Task to carry out = Search the data for the string "Connection" and copy each line in which it appears.

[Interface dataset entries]
________

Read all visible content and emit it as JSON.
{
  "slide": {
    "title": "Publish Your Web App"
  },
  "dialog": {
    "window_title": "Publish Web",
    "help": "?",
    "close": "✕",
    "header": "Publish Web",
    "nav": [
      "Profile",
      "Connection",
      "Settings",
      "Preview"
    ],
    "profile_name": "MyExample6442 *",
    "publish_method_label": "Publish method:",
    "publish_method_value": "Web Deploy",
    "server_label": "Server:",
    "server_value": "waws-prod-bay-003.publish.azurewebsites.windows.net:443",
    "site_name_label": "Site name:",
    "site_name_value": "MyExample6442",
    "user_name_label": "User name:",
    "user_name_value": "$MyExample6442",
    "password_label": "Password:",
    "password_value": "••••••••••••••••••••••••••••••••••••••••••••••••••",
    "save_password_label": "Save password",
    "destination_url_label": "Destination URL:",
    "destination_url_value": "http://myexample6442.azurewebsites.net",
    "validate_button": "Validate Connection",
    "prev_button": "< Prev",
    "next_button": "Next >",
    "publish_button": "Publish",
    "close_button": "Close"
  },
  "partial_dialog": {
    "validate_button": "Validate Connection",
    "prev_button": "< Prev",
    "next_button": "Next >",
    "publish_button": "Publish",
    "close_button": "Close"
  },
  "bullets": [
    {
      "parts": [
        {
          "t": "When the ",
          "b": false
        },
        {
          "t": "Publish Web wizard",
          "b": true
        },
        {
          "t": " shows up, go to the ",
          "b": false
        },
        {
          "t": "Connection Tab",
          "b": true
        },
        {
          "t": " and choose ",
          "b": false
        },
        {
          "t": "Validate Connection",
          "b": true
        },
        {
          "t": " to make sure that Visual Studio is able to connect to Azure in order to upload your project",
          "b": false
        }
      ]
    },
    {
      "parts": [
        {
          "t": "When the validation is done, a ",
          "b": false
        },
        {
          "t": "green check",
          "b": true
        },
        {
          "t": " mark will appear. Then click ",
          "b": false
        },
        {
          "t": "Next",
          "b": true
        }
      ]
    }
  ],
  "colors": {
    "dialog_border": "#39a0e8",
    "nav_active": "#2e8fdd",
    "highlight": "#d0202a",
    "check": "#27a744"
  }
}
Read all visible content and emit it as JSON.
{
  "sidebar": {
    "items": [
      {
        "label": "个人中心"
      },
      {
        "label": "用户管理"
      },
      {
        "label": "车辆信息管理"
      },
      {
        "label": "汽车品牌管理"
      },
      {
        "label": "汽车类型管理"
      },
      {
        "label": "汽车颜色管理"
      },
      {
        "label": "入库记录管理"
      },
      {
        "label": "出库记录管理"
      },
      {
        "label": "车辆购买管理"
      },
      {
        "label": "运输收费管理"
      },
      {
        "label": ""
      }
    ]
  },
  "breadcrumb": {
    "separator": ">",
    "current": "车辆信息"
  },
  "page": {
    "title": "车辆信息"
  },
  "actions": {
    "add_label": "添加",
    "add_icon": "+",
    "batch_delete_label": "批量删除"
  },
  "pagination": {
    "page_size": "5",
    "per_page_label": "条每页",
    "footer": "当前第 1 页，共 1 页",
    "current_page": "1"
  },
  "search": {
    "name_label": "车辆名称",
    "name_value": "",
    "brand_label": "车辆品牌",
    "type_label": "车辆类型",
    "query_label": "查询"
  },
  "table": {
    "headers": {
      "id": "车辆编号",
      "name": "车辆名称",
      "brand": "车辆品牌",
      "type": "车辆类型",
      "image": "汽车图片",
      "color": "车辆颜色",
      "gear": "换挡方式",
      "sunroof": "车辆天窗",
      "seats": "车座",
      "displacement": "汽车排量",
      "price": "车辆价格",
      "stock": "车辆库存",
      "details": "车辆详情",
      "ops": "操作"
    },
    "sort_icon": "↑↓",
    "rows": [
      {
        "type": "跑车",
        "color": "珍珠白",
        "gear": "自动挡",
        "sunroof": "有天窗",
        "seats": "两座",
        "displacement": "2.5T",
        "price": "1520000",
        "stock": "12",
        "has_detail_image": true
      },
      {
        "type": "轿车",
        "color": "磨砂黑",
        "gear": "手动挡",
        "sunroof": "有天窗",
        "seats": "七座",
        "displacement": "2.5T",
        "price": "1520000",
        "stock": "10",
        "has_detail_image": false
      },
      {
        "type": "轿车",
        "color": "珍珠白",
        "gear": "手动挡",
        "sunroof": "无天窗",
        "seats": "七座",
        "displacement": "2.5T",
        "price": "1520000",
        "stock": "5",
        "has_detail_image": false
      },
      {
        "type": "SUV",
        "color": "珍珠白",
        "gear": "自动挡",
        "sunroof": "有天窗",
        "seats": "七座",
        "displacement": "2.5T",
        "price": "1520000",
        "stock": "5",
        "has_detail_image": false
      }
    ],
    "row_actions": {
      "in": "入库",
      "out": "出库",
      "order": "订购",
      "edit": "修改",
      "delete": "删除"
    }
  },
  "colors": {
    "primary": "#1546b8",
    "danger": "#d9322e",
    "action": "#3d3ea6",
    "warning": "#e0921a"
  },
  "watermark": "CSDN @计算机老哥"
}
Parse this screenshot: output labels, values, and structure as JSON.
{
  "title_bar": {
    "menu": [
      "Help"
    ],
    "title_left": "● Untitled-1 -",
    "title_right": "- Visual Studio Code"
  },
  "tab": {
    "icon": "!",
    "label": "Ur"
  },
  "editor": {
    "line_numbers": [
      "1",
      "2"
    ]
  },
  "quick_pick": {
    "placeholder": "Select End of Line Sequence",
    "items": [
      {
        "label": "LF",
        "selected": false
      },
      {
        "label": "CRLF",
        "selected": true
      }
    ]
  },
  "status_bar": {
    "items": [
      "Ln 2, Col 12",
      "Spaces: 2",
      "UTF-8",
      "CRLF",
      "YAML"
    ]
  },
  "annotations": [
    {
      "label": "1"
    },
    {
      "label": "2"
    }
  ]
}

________

Solution =
      "Connection",
    "validate_button": "Validate Connection",
    "validate_button": "Validate Connection",
          "t": "Connection Tab",
          "t": "Validate Connection",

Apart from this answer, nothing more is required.